■ SOURCE DATA
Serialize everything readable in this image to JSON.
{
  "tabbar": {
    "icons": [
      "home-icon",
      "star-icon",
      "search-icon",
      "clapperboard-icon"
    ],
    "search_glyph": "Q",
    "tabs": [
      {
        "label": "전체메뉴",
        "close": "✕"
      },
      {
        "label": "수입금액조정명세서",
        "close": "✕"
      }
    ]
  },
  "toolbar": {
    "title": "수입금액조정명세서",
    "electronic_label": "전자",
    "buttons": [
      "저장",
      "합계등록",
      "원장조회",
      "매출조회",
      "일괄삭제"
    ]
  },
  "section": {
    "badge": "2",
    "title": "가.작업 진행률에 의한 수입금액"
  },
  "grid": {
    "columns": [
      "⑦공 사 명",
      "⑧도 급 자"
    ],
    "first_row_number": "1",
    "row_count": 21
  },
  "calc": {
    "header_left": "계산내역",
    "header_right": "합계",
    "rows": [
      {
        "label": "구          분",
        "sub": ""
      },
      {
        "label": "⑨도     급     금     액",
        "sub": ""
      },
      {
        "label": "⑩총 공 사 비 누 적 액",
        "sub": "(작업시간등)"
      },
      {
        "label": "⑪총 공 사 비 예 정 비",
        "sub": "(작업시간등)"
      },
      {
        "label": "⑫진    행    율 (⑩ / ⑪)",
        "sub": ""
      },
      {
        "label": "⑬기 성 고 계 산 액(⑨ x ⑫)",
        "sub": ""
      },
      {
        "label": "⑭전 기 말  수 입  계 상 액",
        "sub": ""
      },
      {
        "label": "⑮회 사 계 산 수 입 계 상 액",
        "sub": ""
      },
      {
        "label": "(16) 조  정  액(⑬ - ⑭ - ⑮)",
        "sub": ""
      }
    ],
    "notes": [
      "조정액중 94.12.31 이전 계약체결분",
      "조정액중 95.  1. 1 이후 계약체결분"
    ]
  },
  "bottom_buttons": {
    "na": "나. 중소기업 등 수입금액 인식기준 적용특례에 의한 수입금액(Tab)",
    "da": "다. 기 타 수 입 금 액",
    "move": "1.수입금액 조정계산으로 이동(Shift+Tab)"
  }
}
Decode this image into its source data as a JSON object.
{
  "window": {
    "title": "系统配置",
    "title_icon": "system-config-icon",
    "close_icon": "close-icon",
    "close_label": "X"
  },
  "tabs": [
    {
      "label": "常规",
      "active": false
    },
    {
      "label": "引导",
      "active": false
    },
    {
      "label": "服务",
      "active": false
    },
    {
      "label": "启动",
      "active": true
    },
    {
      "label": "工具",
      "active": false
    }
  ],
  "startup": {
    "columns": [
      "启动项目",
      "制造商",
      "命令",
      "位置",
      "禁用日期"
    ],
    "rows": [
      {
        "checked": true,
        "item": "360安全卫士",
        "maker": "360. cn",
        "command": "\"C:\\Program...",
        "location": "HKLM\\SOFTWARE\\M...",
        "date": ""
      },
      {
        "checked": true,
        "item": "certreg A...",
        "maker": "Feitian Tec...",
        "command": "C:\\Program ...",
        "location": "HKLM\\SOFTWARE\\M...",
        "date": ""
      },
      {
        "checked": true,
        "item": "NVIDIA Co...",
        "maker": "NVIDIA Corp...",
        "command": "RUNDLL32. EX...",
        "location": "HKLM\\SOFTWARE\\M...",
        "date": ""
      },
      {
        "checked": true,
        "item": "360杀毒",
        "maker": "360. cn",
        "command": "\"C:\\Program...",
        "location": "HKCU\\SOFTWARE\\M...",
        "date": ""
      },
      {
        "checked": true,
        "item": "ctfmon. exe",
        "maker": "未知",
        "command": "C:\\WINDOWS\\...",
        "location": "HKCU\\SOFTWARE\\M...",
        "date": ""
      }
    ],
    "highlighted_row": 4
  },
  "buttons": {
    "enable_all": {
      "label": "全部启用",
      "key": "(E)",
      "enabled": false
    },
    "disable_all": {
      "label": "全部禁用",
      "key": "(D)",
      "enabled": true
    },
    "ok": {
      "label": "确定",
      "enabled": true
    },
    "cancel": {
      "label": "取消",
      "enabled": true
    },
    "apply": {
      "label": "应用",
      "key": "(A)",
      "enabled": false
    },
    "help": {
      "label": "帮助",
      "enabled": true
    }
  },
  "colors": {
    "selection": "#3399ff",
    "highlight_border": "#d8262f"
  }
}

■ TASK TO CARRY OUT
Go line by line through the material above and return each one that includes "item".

■ TASK OUTPUT
        "item": "360安全卫士",
        "item": "certreg A...",
        "item": "NVIDIA Co...",
        "item": "360杀毒",
        "item": "ctfmon. exe",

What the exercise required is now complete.